Ask the Mompreneur:
From business cards to websites to social media profiles, it seems that every business owner needs a professional-looking headshot. What advice do you have for entrepreneurs to help them create a credible look on a do-it-yourself budget?
Many business owners tend to shy away from being in front of the camera, so when we need a good photo of ourselves, we're stuck with a cropped-down photo from last year's Christmas party. And what's worse, we're left feeling less than confident about how we are presenting ourselves to clients and contacts.
The good news is you can create a professional impression with a DIY headshot using these tricks of the trade (and a friend or tripod).
Gone are the days of wearing a solid white/black/navy shirt. My clients are always asking me, "Aren't patterns too unflattering?" Not for a head shot! Remember, a head shot will only show your neckline and shoulders, so choose a couple of shirt options in colors and styles that you like. Just steer clear of turtlenecks - they separate your head from your torso.
For ladies, eyeliner, mascara, blush, and lipstick are a must. If you're not a big fan of lipstick, wear a gloss so your lips won't look flat. For ladies and gents, bronzer works wonders when applied evenly on the cheekbones, either side of the forehead and chin. Also, don't forget to use concealer under your eyes. Even men can benefit from using a little concealer under the eyes to fight dark circles and even out skin tone.
Work Your Angles
We all have a "better" side. Practice your pose in front of the mirror and turn your head slightly towards both diagonals. See which angle you like best. The absolute best piece of advice I ever received was a technique I like to call the "out and down." Try it while smiling in the mirror. First, poke your head forward like a turtle. Then, tilt your chin down slightly. It may feel a bit awkward, but this trick is the simplest way to eliminate a slight double-chin.
If you're shooting with a point-and-shoot digital camera, it should have an Auto setting and a Portrait setting. Try using both settings and see which one produces a better result.
If you're shooting with a DSLR, it should have Auto and either an Av (Canon) or an A (Nikon) mode on the wheel. This is the Aperture Priority setting and works well for portraits. If you're outside with plenty of light, try Av or A and play around with the ISO and shutter speed dials. If you're not familiar with the Av/A mode, just pop it in Auto and you'll be good to go!
Smart phone cameras are very nifty these days because they use object recognition (those little squares) to hone in on a focal point. Have your photographer take one photo in Auto and one with the flash and compare the results. Flash always helps to eliminate face shadows!
Lighting and Setting
Finally, and most importantly, make sure you have good lighting! You can wear the perfect outfit and apply the right amount of makeup, but if you stand in a shadow with your back to the sun, none of your prepping will help.
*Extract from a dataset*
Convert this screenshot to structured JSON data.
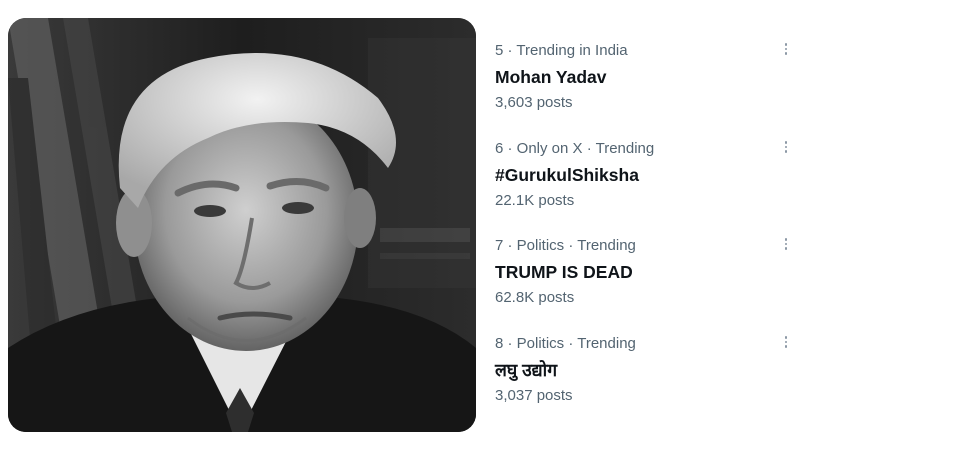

My #1 rule when shooting portraits is to have my subjects face the sun while standing in the shade. I like shooting either in the early morning (9:00 a.m.) or afternoon (2:00 to 3:00 p.m.) when the sun isn't directly overhead. Overcast days are great, too, because the light will be evenly dispersed and you'll be less likely to have shadows on your face.
When choosing a background setting, keep it simple. An ideal backdrop for me would include something with texture and color, like a row of trees or a brick building. Either way, put some distance between yourself and your background to create that "blurred background" effect.
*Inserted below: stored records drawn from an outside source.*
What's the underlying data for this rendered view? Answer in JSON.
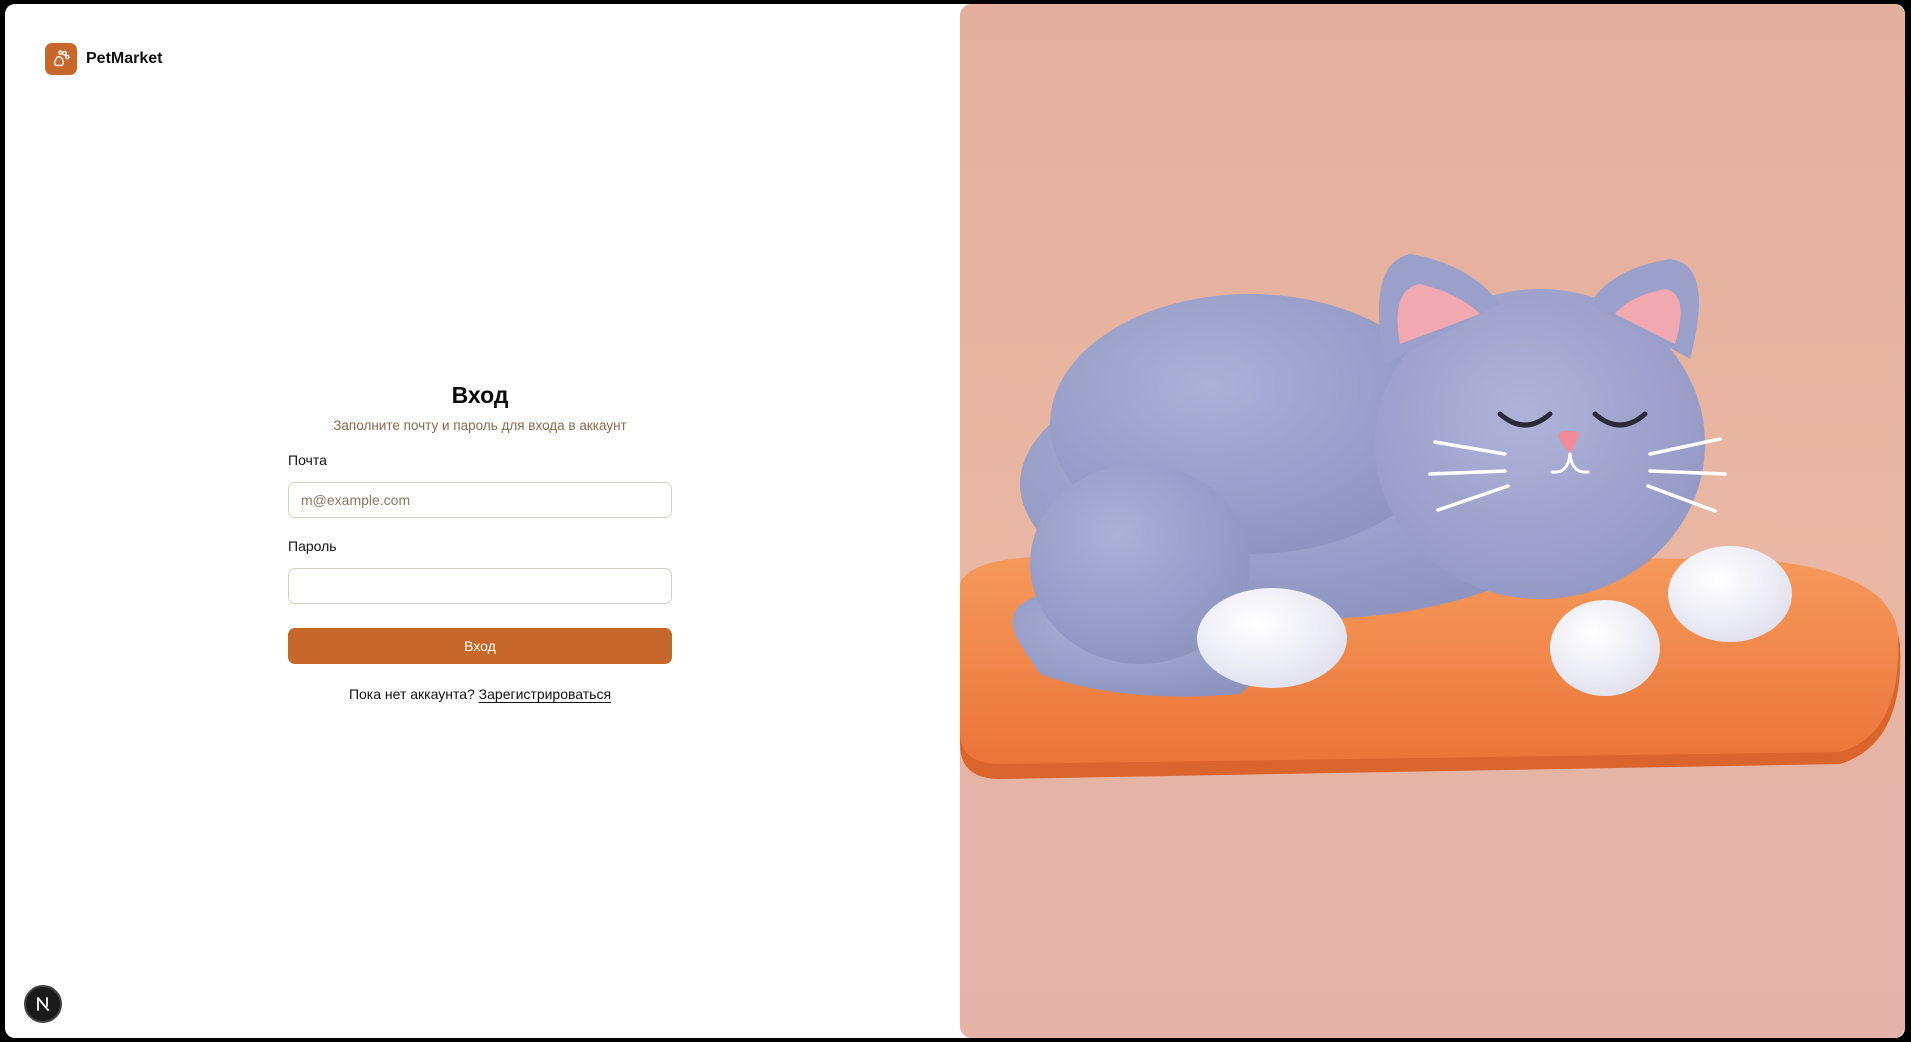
{
  "brand": {
    "name": "PetMarket",
    "logo_icon": "paw-icon",
    "accent": "#c8672a"
  },
  "login": {
    "title": "Вход",
    "subtitle": "Заполните почту и пароль для входа в аккаунт",
    "email_label": "Почта",
    "email_placeholder": "m@example.com",
    "email_value": "",
    "password_label": "Пароль",
    "password_value": "",
    "submit_label": "Вход",
    "signup_prompt": "Пока нет аккаунта? ",
    "signup_link": "Зарегистрироваться"
  },
  "illustration": {
    "subject": "sleeping-cat-on-cushion-illustration",
    "background": "#e6b2a0",
    "cushion_color": "#f08a4a",
    "cat_color": "#9aa0c8"
  },
  "dev_badge": {
    "icon": "nextjs-icon",
    "letter": "N"
  }
}
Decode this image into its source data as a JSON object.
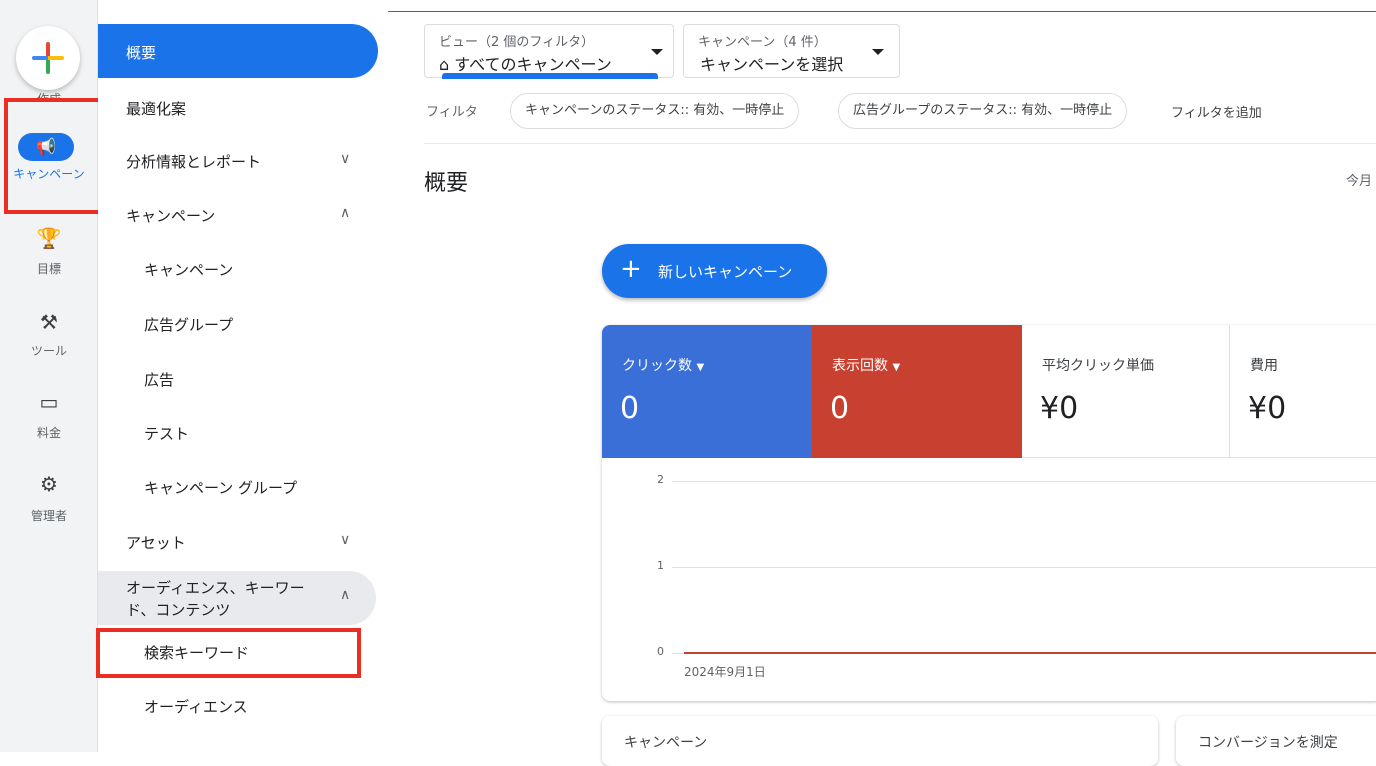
{
  "rail": {
    "create_label": "作成",
    "items": [
      {
        "icon": "megaphone-icon",
        "glyph": "📢",
        "label": "キャンペーン"
      },
      {
        "icon": "trophy-icon",
        "glyph": "🏆",
        "label": "目標"
      },
      {
        "icon": "tools-icon",
        "glyph": "⚒",
        "label": "ツール"
      },
      {
        "icon": "credit-card-icon",
        "glyph": "▭",
        "label": "料金"
      },
      {
        "icon": "gear-icon",
        "glyph": "⚙",
        "label": "管理者"
      }
    ]
  },
  "nav": {
    "items": [
      {
        "label": "概要"
      },
      {
        "label": "最適化案"
      },
      {
        "label": "分析情報とレポート",
        "chevron": "∨"
      },
      {
        "label": "キャンペーン",
        "chevron": "∧"
      },
      {
        "label": "キャンペーン"
      },
      {
        "label": "広告グループ"
      },
      {
        "label": "広告"
      },
      {
        "label": "テスト"
      },
      {
        "label": "キャンペーン グループ"
      },
      {
        "label": "アセット",
        "chevron": "∨"
      },
      {
        "label": "オーディエンス、キーワード、コンテンツ",
        "label_line1": "オーディエンス、キーワー",
        "label_line2": "ド、コンテンツ",
        "chevron": "∧"
      },
      {
        "label": "検索キーワード"
      },
      {
        "label": "オーディエンス"
      }
    ]
  },
  "header": {
    "view_dropdown": {
      "small": "ビュー（2 個のフィルタ）",
      "value": "すべてのキャンペーン"
    },
    "campaign_dropdown": {
      "small": "キャンペーン（4 件）",
      "value": "キャンペーンを選択"
    },
    "filter_label": "フィルタ",
    "chips": [
      "キャンペーンのステータス:: 有効、一時停止",
      "広告グループのステータス:: 有効、一時停止"
    ],
    "add_filter": "フィルタを追加"
  },
  "main": {
    "title": "概要",
    "date_partial": "今月",
    "new_campaign_button": "新しいキャンペーン",
    "metrics": [
      {
        "label": "クリック数",
        "value": "0",
        "color": "#3a6fd8",
        "dropdown": true
      },
      {
        "label": "表示回数",
        "value": "0",
        "color": "#c8402f",
        "dropdown": true
      },
      {
        "label": "平均クリック単価",
        "value": "¥0",
        "color": "#ffffff",
        "dropdown": false
      },
      {
        "label": "費用",
        "value": "¥0",
        "color": "#ffffff",
        "dropdown": false
      }
    ],
    "bottom_cards": [
      "キャンペーン",
      "コンバージョンを測定"
    ]
  },
  "chart_data": {
    "type": "line",
    "x": [
      "2024年9月1日"
    ],
    "series": [
      {
        "name": "クリック数",
        "values": [
          0
        ],
        "color": "#3a6fd8"
      },
      {
        "name": "表示回数",
        "values": [
          0
        ],
        "color": "#c8402f"
      }
    ],
    "yticks": [
      0,
      1,
      2
    ],
    "ylim": [
      0,
      2
    ],
    "xlabel": "2024年9月1日",
    "grid": true
  }
}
Now just relax and smile!
Jennie Wong, Ph.D. is an executive coach, author of “Ask the Mompreneur,” and founder of the social shopping startup CartCentric.com. Email your entrepreneurship questions to TheJennieWong@gmail.com. Guest bloggers welcome.